**Exercise directions**
Only the lines containing "image" belong in the answer; find them in the material below.

**Dataset**
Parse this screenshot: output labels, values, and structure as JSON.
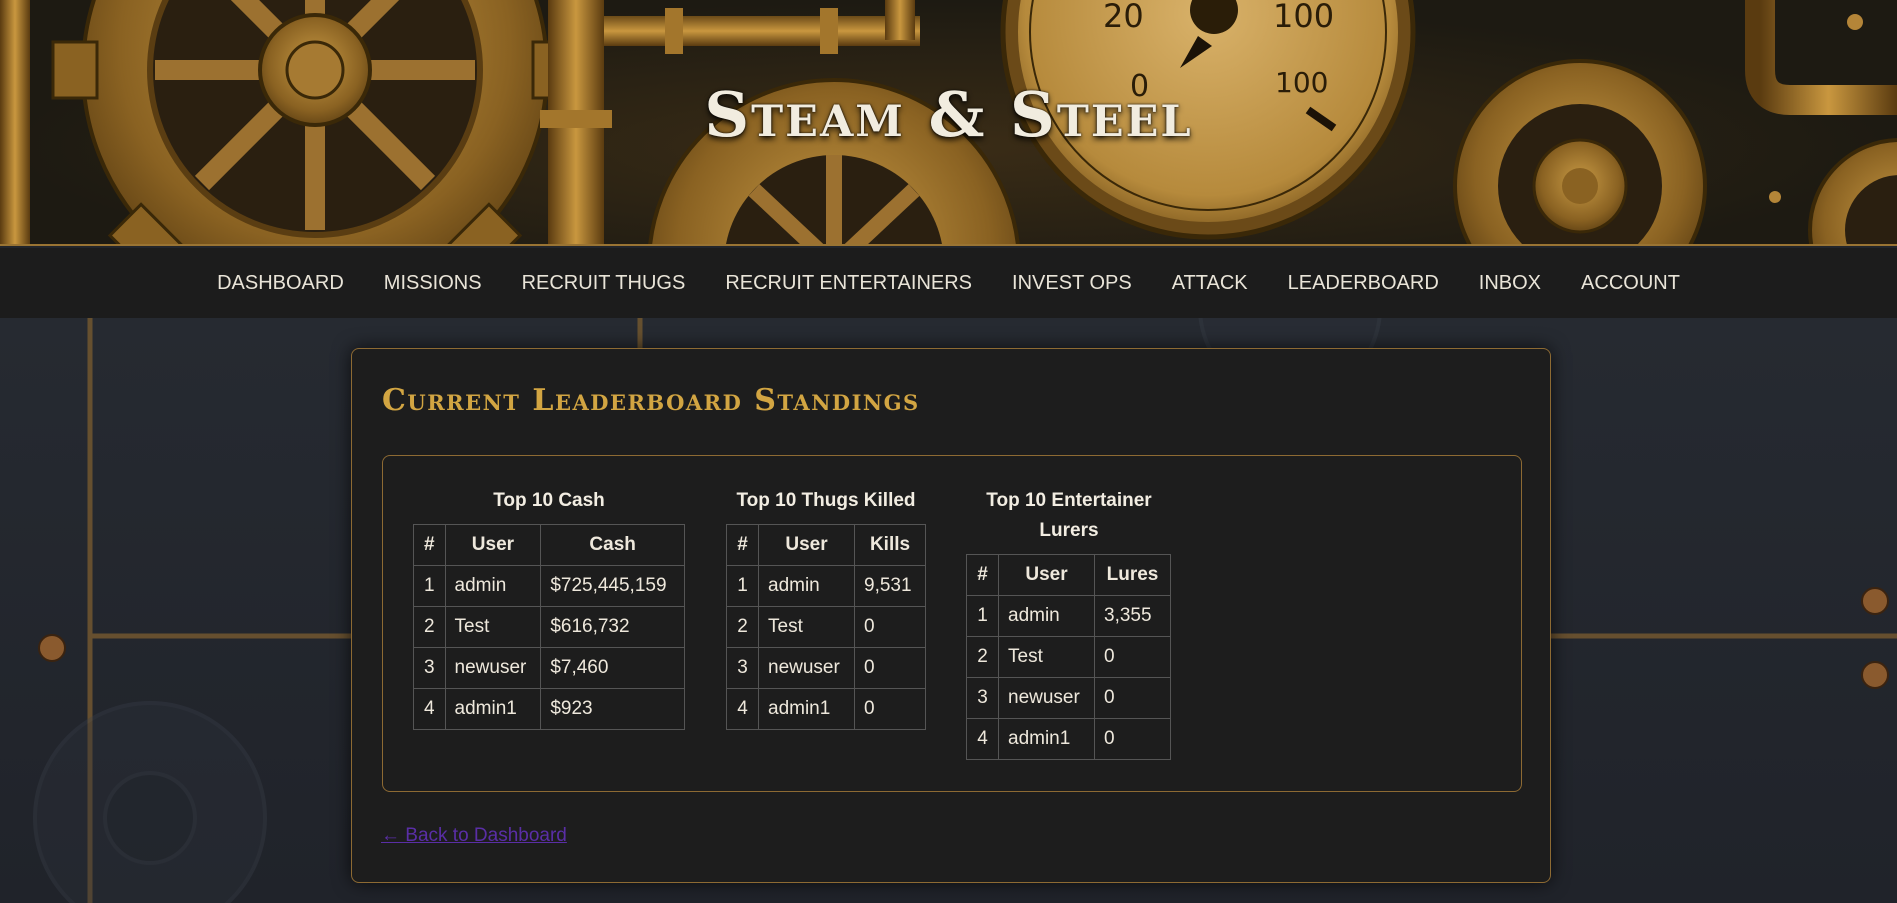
{
  "site": {
    "title": "Steam & Steel"
  },
  "nav": {
    "items": [
      "DASHBOARD",
      "MISSIONS",
      "RECRUIT THUGS",
      "RECRUIT ENTERTAINERS",
      "INVEST OPS",
      "ATTACK",
      "LEADERBOARD",
      "INBOX",
      "ACCOUNT"
    ]
  },
  "leaderboard": {
    "title": "Current Leaderboard Standings",
    "cash": {
      "title": "Top 10 Cash",
      "headers": [
        "#",
        "User",
        "Cash"
      ],
      "rows": [
        [
          "1",
          "admin",
          "$725,445,159"
        ],
        [
          "2",
          "Test",
          "$616,732"
        ],
        [
          "3",
          "newuser",
          "$7,460"
        ],
        [
          "4",
          "admin1",
          "$923"
        ]
      ]
    },
    "kills": {
      "title": "Top 10 Thugs Killed",
      "headers": [
        "#",
        "User",
        "Kills"
      ],
      "rows": [
        [
          "1",
          "admin",
          "9,531"
        ],
        [
          "2",
          "Test",
          "0"
        ],
        [
          "3",
          "newuser",
          "0"
        ],
        [
          "4",
          "admin1",
          "0"
        ]
      ]
    },
    "lures": {
      "title_line1": "Top 10 Entertainer",
      "title_line2": "Lurers",
      "headers": [
        "#",
        "User",
        "Lures"
      ],
      "rows": [
        [
          "1",
          "admin",
          "3,355"
        ],
        [
          "2",
          "Test",
          "0"
        ],
        [
          "3",
          "newuser",
          "0"
        ],
        [
          "4",
          "admin1",
          "0"
        ]
      ]
    },
    "back_link": "← Back to Dashboard"
  },
  "gauge": {
    "labels": [
      "20",
      "100",
      "0",
      "100"
    ]
  },
  "colors": {
    "accent_gold": "#d2a542",
    "border_bronze": "#8d6a33",
    "nav_bg": "#1c1c1c",
    "card_bg": "#1d1d1d",
    "link": "#5a2ea6"
  }
}
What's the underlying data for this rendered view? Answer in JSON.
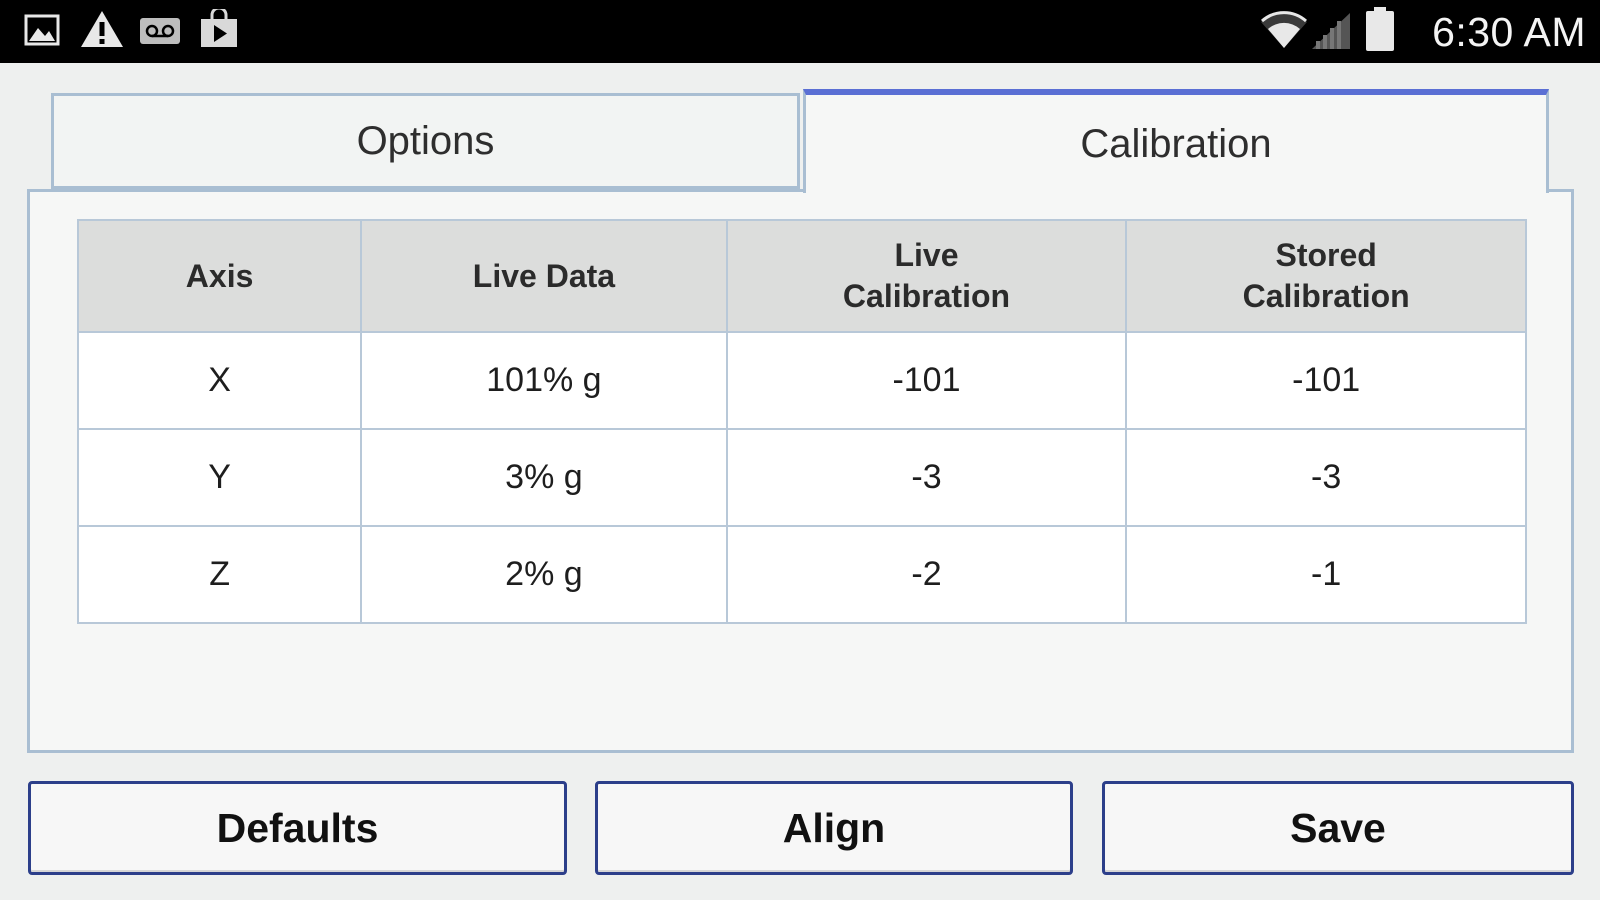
{
  "status_bar": {
    "time": "6:30 AM",
    "left_icons": [
      "gallery-icon",
      "warning-icon",
      "voicemail-icon",
      "play-store-icon"
    ],
    "right_icons": [
      "wifi-icon",
      "signal-icon",
      "battery-icon"
    ]
  },
  "tabs": [
    {
      "label": "Options",
      "selected": false
    },
    {
      "label": "Calibration",
      "selected": true
    }
  ],
  "table": {
    "headers": [
      "Axis",
      "Live Data",
      "Live\nCalibration",
      "Stored\nCalibration"
    ],
    "header_lines": [
      [
        "Axis"
      ],
      [
        "Live Data"
      ],
      [
        "Live",
        "Calibration"
      ],
      [
        "Stored",
        "Calibration"
      ]
    ],
    "rows": [
      [
        "X",
        "101% g",
        "-101",
        "-101"
      ],
      [
        "Y",
        "3% g",
        "-3",
        "-3"
      ],
      [
        "Z",
        "2% g",
        "-2",
        "-1"
      ]
    ]
  },
  "buttons": {
    "defaults_label": "Defaults",
    "align_label": "Align",
    "save_label": "Save"
  },
  "colors": {
    "selected_tab_accent": "#5a6fd4",
    "button_border": "#2c3f8a",
    "frame_border": "#a9bed2"
  }
}
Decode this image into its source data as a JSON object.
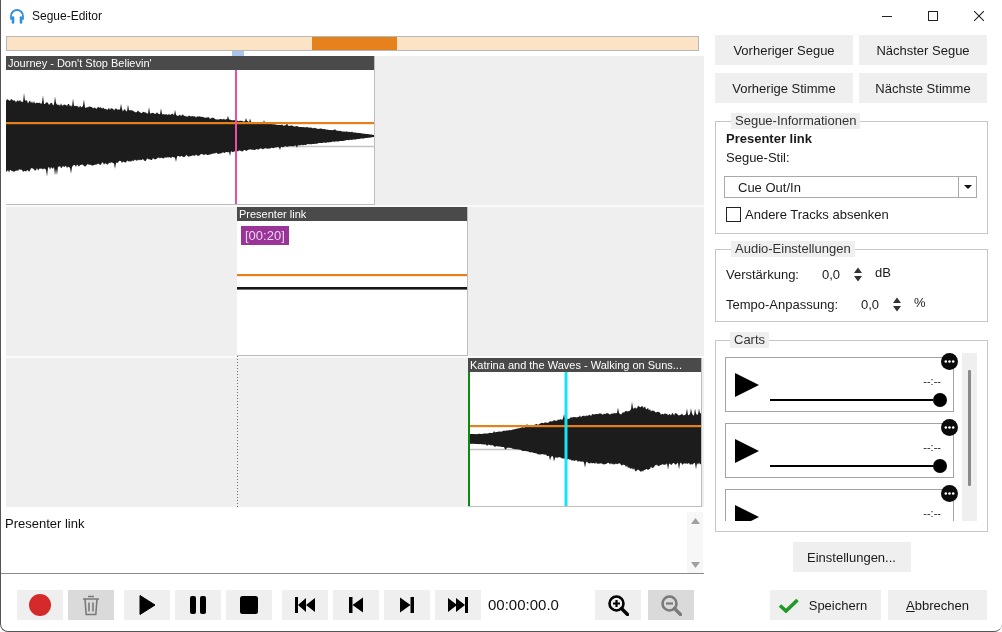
{
  "window": {
    "title": "Segue-Editor"
  },
  "tracks": [
    {
      "kind": "audio",
      "title": "Journey - Don't Stop Believin'"
    },
    {
      "kind": "voice",
      "title": "Presenter link",
      "badge": "[00:20]"
    },
    {
      "kind": "audio",
      "title": "Katrina and the Waves - Walking on Suns..."
    }
  ],
  "notes": {
    "value": "Presenter link"
  },
  "transport": {
    "edit": [
      {
        "kind": "record",
        "disabled": false
      },
      {
        "kind": "delete",
        "disabled": true
      }
    ],
    "playback": [
      {
        "kind": "play",
        "disabled": false
      },
      {
        "kind": "pause",
        "disabled": false
      },
      {
        "kind": "stop",
        "disabled": false
      }
    ],
    "navigation": [
      {
        "kind": "first",
        "disabled": false
      },
      {
        "kind": "previous",
        "disabled": false
      },
      {
        "kind": "next",
        "disabled": false
      },
      {
        "kind": "last",
        "disabled": false
      }
    ],
    "time": "00:00:00.0",
    "zoom": [
      {
        "kind": "zoom_in",
        "disabled": false
      },
      {
        "kind": "zoom_out",
        "disabled": true
      }
    ]
  },
  "navigation": [
    "Vorheriger Segue",
    "Nächster Segue",
    "Vorherige Stimme",
    "Nächste Stimme"
  ],
  "segue_info": {
    "legend": "Segue-Informationen",
    "name": "Presenter link",
    "style_label": "Segue-Stil:",
    "style_value": "Cue Out/In",
    "duck_others": {
      "label": "Andere Tracks absenken",
      "checked": false
    }
  },
  "audio_settings": {
    "legend": "Audio-Einstellungen",
    "rows": [
      {
        "label": "Verstärkung:",
        "value": "0,0",
        "unit": "dB"
      },
      {
        "label": "Tempo-Anpassung:",
        "value": "0,0",
        "unit": "%"
      }
    ]
  },
  "carts": {
    "legend": "Carts",
    "items": [
      {
        "time": "--:--",
        "level": 1
      },
      {
        "time": "--:--",
        "level": 1
      },
      {
        "time": "--:--"
      }
    ]
  },
  "settings_button": "Einstellungen...",
  "dialog_buttons": [
    {
      "kind": "save",
      "label": "Speichern"
    },
    {
      "kind": "cancel",
      "label": "Abbrechen"
    }
  ]
}
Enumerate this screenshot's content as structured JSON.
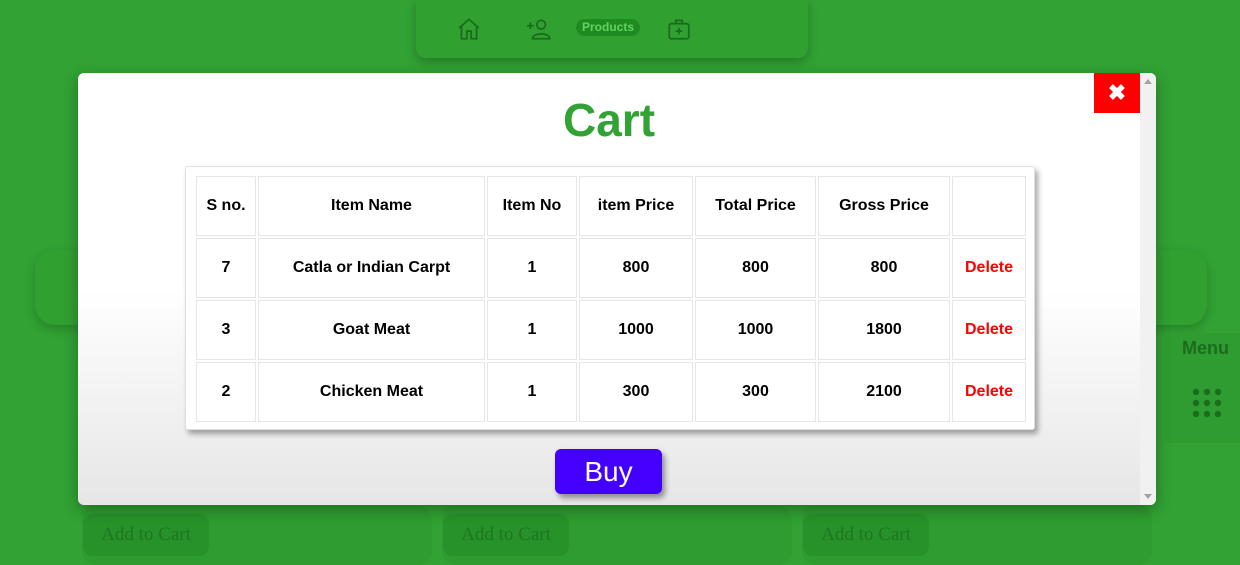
{
  "nav": {
    "products_label": "Products",
    "icons": [
      "home-icon",
      "add-user-icon",
      "products-pill",
      "medical-bag-icon"
    ]
  },
  "background": {
    "menu_label": "Menu",
    "add_to_cart_label": "Add to Cart"
  },
  "modal": {
    "title": "Cart",
    "close_icon": "close-x-icon",
    "columns": [
      "S no.",
      "Item Name",
      "Item No",
      "item Price",
      "Total Price",
      "Gross Price",
      ""
    ],
    "rows": [
      {
        "sno": "7",
        "name": "Catla or Indian Carpt",
        "item_no": "1",
        "item_price": "800",
        "total_price": "800",
        "gross_price": "800",
        "action": "Delete"
      },
      {
        "sno": "3",
        "name": "Goat Meat",
        "item_no": "1",
        "item_price": "1000",
        "total_price": "1000",
        "gross_price": "1800",
        "action": "Delete"
      },
      {
        "sno": "2",
        "name": "Chicken Meat",
        "item_no": "1",
        "item_price": "300",
        "total_price": "300",
        "gross_price": "2100",
        "action": "Delete"
      }
    ],
    "buy_label": "Buy"
  },
  "colors": {
    "background": "#31a233",
    "title": "#31a233",
    "close": "#ff0000",
    "delete": "#ff0000",
    "buy": "#4400ff"
  }
}
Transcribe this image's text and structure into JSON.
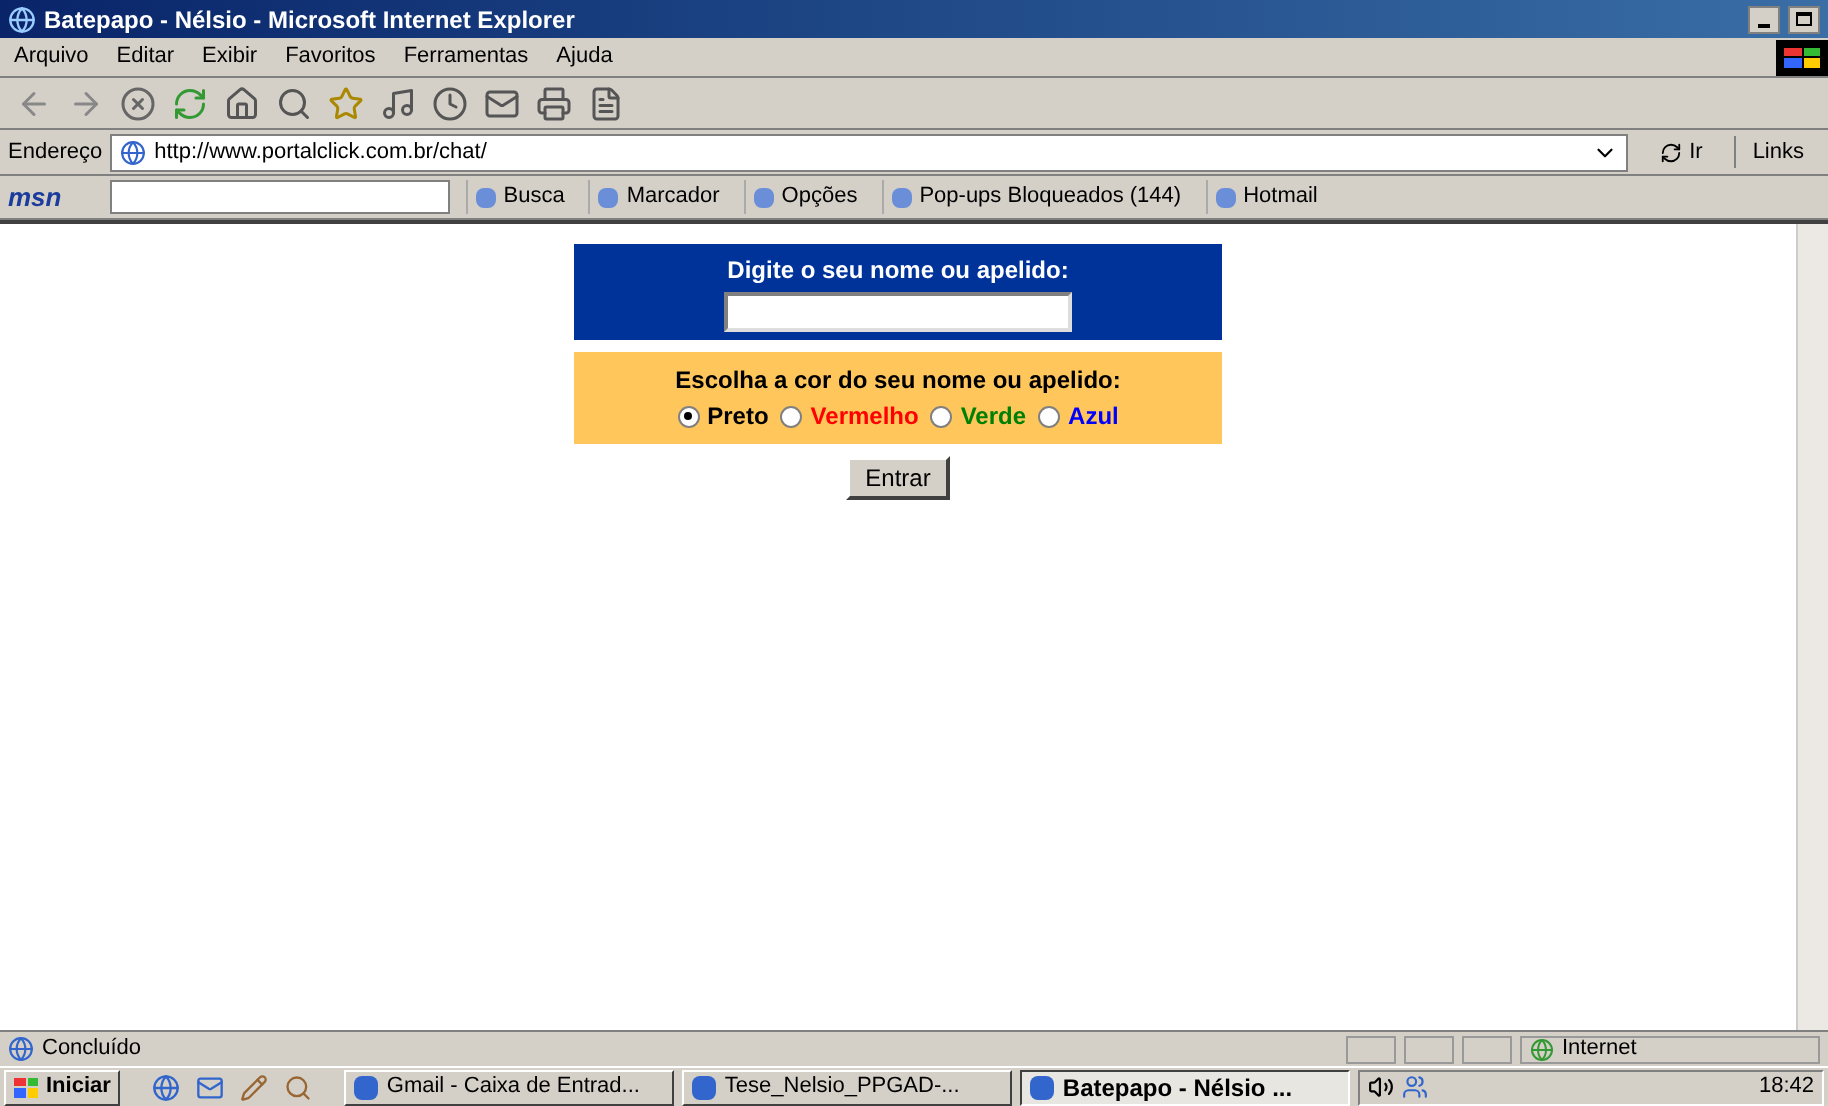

**Written response**
Decode this image into its source data as a JSON object.
Transcribe this image's text and structure into JSON.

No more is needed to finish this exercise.